But not this time around. And I think the man that stepped up to speak for the Umbrella family didn't underperform.

Hold your horses you cannot runaway with your 'Kenkey and Fish' analysis cries Isaac Adongo MP for Bolgatanga Central.

Mr. Adongo who was speaking at a lecture by the minority to reveal to Ghanaians the true state of Ghana's economy by the NPP government explained that while the Elephants were celebrating the stability of the cedi, which he believed was stable for a very short time, the local currency was also depreciating at the same time.

I call it the battle of 'Metaphors'. Yes, as the vice president used the 'the boots and 'Chaley Wate, ' 'a deep hole and bone without meat' to ilustrate the state of the economy and mock the opposition party.

His counterpart Mr. Adongo employed 'Kenkey' and 'Fish, to characterise his opponents' presentation.

He also ridicules the vice president's town hall meeting and describes Dr. Bawumia’s presentation as a "hat-trick of embarrassment."

According to him, Ghana’s economy had been rated the 4th worst economy in the world and therefore there was nothing relevant to celebrate about, as the Vice President and ‘his people’ did on Wednesday.

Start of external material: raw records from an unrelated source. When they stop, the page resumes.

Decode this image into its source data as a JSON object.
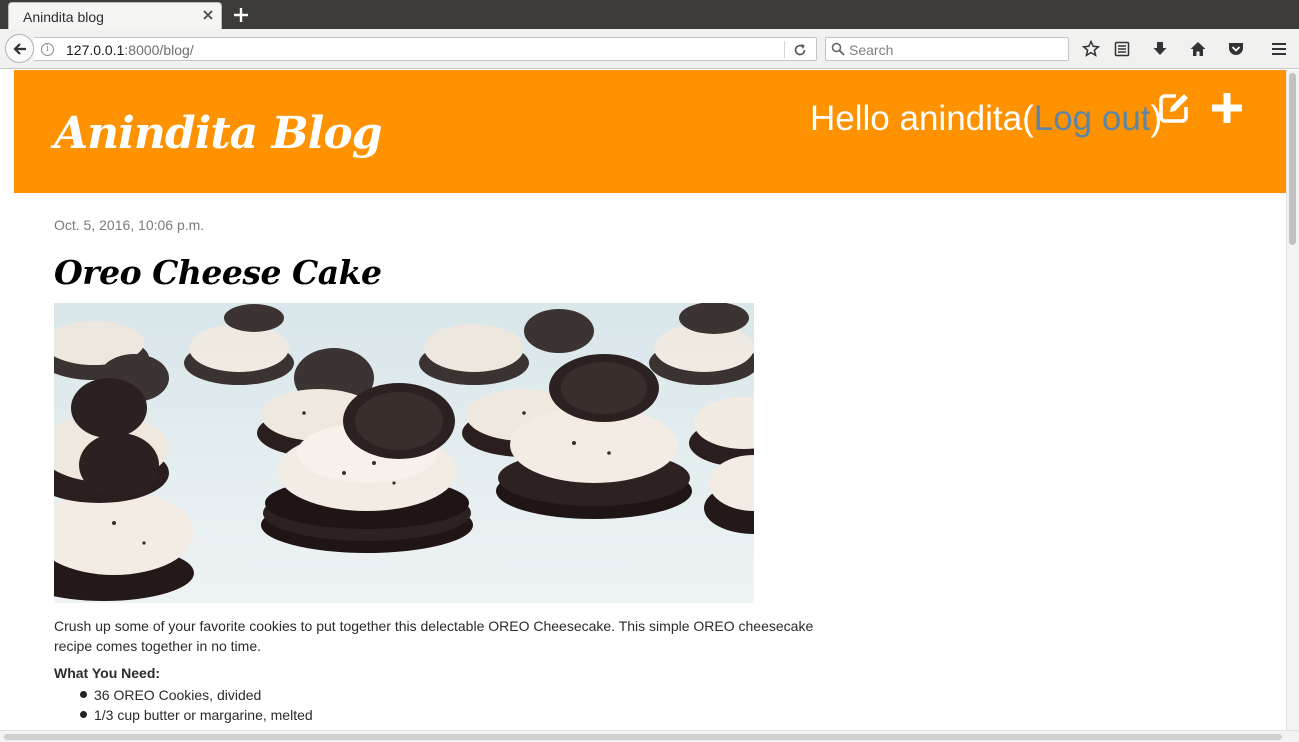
{
  "browser": {
    "tab_title": "Anindita blog",
    "url_host": "127.0.0.1",
    "url_rest": ":8000/blog/",
    "search_placeholder": "Search"
  },
  "header": {
    "site_title": "Anindita Blog",
    "greeting_prefix": "Hello anindita(",
    "logout_label": "Log out",
    "greeting_suffix": ")",
    "accent_color": "#ff9200",
    "link_color": "#5b86a6"
  },
  "post": {
    "date": "Oct. 5, 2016, 10:06 p.m.",
    "title": "Oreo Cheese Cake",
    "image_alt": "Oreo cheesecake cookies photo",
    "body": "Crush up some of your favorite cookies to put together this delectable OREO Cheesecake. This simple OREO cheesecake recipe comes together in no time.",
    "what_you_need": "What You Need:",
    "ingredients": [
      "36 OREO Cookies, divided",
      "1/3 cup butter or margarine, melted"
    ]
  }
}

“We are the second in the whole of Africa when it comes to debt and so why do we celebrate these goals? He rhetorically asks.

Mr. Adongo jabs the ruling party with this quote: "Ghana’s economy was rated the 4th worst in the whole world by the UN and we are celebrating this embarrassment with kenkey and fish,” he said.

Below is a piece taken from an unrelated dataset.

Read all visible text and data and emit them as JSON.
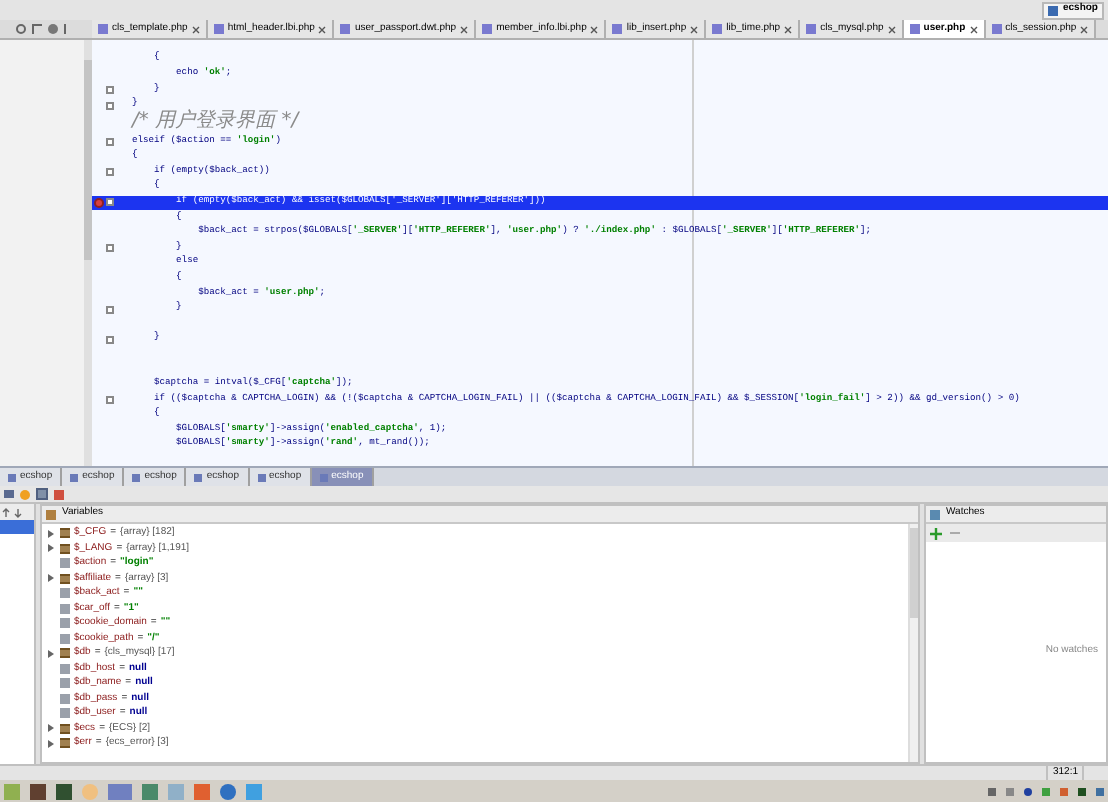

Meanwhile, the Editor-in-chief of Crusading Guide newspaper Abdul Malik Kweku Baako says the NPP administration has performed better than its predecessor- NDC.

"There's no doubt that the Akufo-Addo administration has done far better than the Mahama administration. It's as simple as that the figures and records support it," he said.

Mr. Baako backed his statement by making reference to the Executive Summary report on the National Economic Forum organised by then NDC government at Senchi in 2014.

"Almost every government leaves with a less than desirable macroeconomic situation and the government that will succeed it spends the next one to two years bringing the economy back from the brink."

That was President Mahama's quote in Senchi and it was captured in the report. Mr. Baako says the tacit admission by the former president speaks volumes.

But another veteran journalist has weighed in to the ongoing debate.

Is Ghana's economy bette now than it did two and half years ago under Mahama's presidency?

The Managing Editor of the Insight newspaper, Kwesi Pratt Jnr has raised legitimate concern regarding prices of food and petrol.

Mr. Pratt argues that the prices of those commodities are more expensive than they were before last year.

He's therefore charged Ghanaians to consider first their living standards before they hail such figures.

He also supports Mr. Kwame Pianim in his assertion that it is meaningless to just fetish economic figures if it does not translate into something tangible for Ghanaians.

"Let the figures translate into food," says Mr. Pratt

Early on, Mr. Pianim a renowned business economist said: "I am not going to contradict the Vice President. All that I'm saying is that people don't eat words. They see the exchange rate reflects in their cost of living because prices will go up. Let's stop talking and focus on addressing the fundamentals."

What are the fundamentals? The fundamentals are supply and demand for foreign exchange. According to Mr. Pianim the fundamentals affecting the cedi are largely influenced by Ghana's dependence on imports.

My final take: II'l leave you herewith a few questions to muse on as we continue this debate on the state of our economy.

Where were we two and half years ago regarding the state of the economy?

Was living condition at the time better of than it is today?

How often did you get power in your respective homes? How about water?

What would you say about galamsey and Free SHS lifeline?

Have things improved for better or they've gone from bad to worse?

Columnist: Gordon Offin-Amaniampong